This year, with the museum again facing severe financial difficulties because of damage caused by Superstorm Sandy, the Pioneer’s stalwart presence seemed an omen that the beleaguered museum might yet survive.
Pioneer was built as a one-masted sloop, but 10 years later, acquired a second mast and was re-rigged as a schooner. Most coastal schooners were made of wood. Pioneer has a wrought-iron hull.
“She was the first of only two cargo sloops built of iron in this country, and is the only iron-hulled American merchant sailing vessel still in existence,” according to the museum. “By 1930, when new owners moved her from the Delaware River to Massachusetts, she had been fitted with an engine, and was no longer using sails. In 1966, she was substantially rebuilt and turned into a sailing vessel once again.”
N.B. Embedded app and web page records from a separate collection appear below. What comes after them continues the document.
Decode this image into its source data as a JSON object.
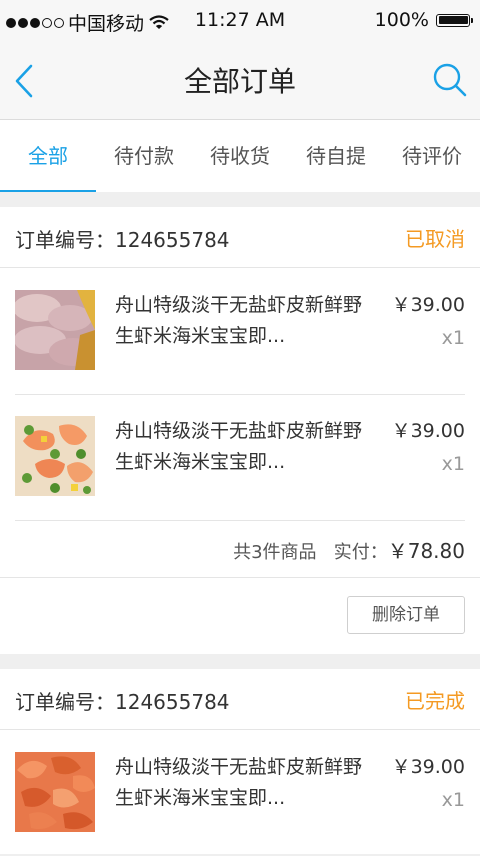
{
  "status_bar": {
    "carrier": "中国移动",
    "time": "11:27 AM",
    "battery": "100%"
  },
  "nav": {
    "title": "全部订单",
    "back_icon": "chevron-left-icon",
    "search_icon": "search-icon"
  },
  "tabs": [
    {
      "label": "全部",
      "active": true
    },
    {
      "label": "待付款"
    },
    {
      "label": "待收货"
    },
    {
      "label": "待自提"
    },
    {
      "label": "待评价"
    }
  ],
  "colors": {
    "accent": "#1aa1e6",
    "status": "#f49a23"
  },
  "orders": [
    {
      "number": "订单编号：124655784",
      "status": "已取消",
      "items": [
        {
          "title": "舟山特级淡干无盐虾皮新鲜野生虾米海米宝宝即...",
          "price": "￥39.00",
          "qty": "x1"
        },
        {
          "title": "舟山特级淡干无盐虾皮新鲜野生虾米海米宝宝即...",
          "price": "￥39.00",
          "qty": "x1"
        }
      ],
      "summary": {
        "count": "共3件商品",
        "paid_label": "实付：",
        "paid_value": "￥78.80"
      },
      "delete_label": "删除订单"
    },
    {
      "number": "订单编号：124655784",
      "status": "已完成",
      "items": [
        {
          "title": "舟山特级淡干无盐虾皮新鲜野生虾米海米宝宝即...",
          "price": "￥39.00",
          "qty": "x1"
        }
      ]
    }
  ]
}
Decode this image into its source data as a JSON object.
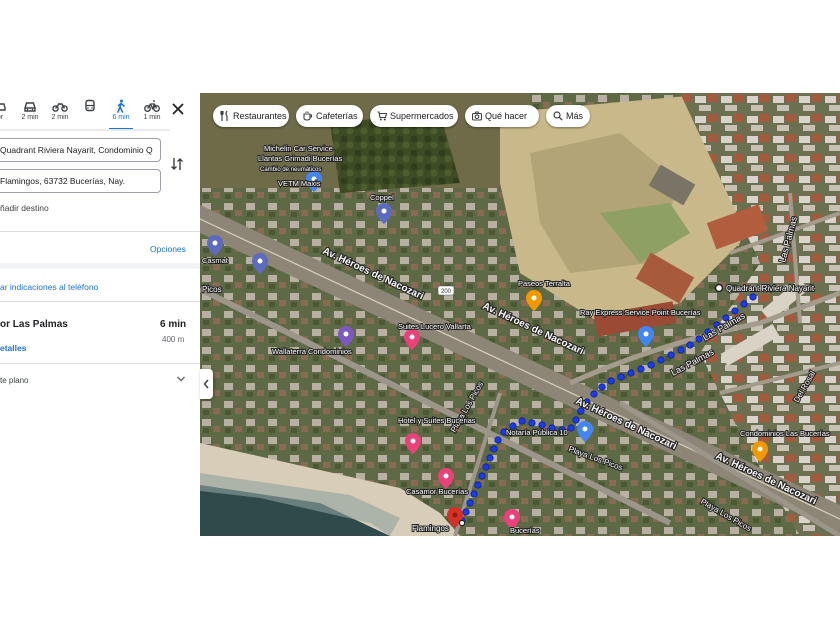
{
  "directions": {
    "modes": [
      {
        "icon": "car-icon-partial",
        "time": "or"
      },
      {
        "icon": "car-icon",
        "time": "2 min"
      },
      {
        "icon": "motorcycle-icon",
        "time": "2 min"
      },
      {
        "icon": "transit-icon",
        "time": ""
      },
      {
        "icon": "walk-icon",
        "time": "6 min",
        "active": true
      },
      {
        "icon": "bike-icon",
        "time": "1 min"
      }
    ],
    "origin": "Quadrant Riviera Nayarit, Condominio Q",
    "destination": "Flamingos, 63732 Bucerías, Nay.",
    "add_destination": "ñadir destino",
    "options_label": "Opciones",
    "send_to_phone": "ar indicaciones al teléfono",
    "route_name": "or Las Palmas",
    "duration": "6 min",
    "distance": "400 m",
    "details_label": "etalles",
    "terrain_label": "te plano"
  },
  "map": {
    "chips": [
      {
        "icon": "restaurant-icon",
        "label": "Restaurantes"
      },
      {
        "icon": "coffee-icon",
        "label": "Cafeterías"
      },
      {
        "icon": "cart-icon",
        "label": "Supermercados"
      },
      {
        "icon": "camera-icon",
        "label": "Qué hacer"
      },
      {
        "icon": "search-icon",
        "label": "Más"
      }
    ],
    "streets": {
      "avenue": "Av. Héroes de Nacozari",
      "las_palmas": "Las Palmas",
      "playa_los_picos": "Playa Los Picos",
      "del_rosal": "Del Rosal",
      "picos": "Picos",
      "highway": "200"
    },
    "places": {
      "origin": "Quadrant Riviera Nayarit",
      "destination": "Flamingos",
      "michelin": "Michelin Car Service",
      "llantas": "Llantas Grimadi Bucerías",
      "michelin_sub": "Cambio de neumáticos",
      "vetmax": "VETM Maxis",
      "coppel": "Coppel",
      "casmat": "Casmat",
      "suites": "Suites Lucero Vallarta",
      "wallaterra": "Wallaterra Condominios",
      "terralta": "Paseos Terralta",
      "express": "Ray Express Service Point Bucerías",
      "notaria": "Notaría Pública 10",
      "hotel": "Hotel y Suites Bucerias",
      "casamor": "Casamor Bucerías",
      "condos": "Condominios Las Bucerías",
      "bucerias": "Bucerías"
    }
  }
}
“She’s a very heavy boat,” said Richard Dorfman, captain of the Pioneer since 2006, who was at the helm on opening day. He said the boat was in great shape and “handles like a dream.”
Museum volunteers have helped to maintain Pioneer. Some of them were present on opening day to help passengers board and disembark and to wrestle with the boat’s heavy sails. The passengers are also asked to help to hoist the sails, giving them a taste of what life was like for the mariners who once worked on the Pioneer.
It was a beautiful, sunny day with good winds. “I loved the boat ride,” said Emma Thesiger, a tourist from England. It was her second day in New York City, which she had never visited before. “It gives a different perspective to the city.”
Her friend, Tara Owen-Smith, from England but now living in New York, said the boat ride was “great” and that she would definitely recommend it. “It was fun to pull up the sails,” she said. Goldwyn said he would like to come back for more.
The boat sails two or three times a day through the end of May and then four or five times a day from Tuesdays to Sundays thereafter. Tickets for a two-hour ride are $45 for adults, and $35 for seniors and for children 3 to 12 years old. For a complete schedule and to buy tickets, visit www.nywatertaxi.com/tours/pioneer-tour.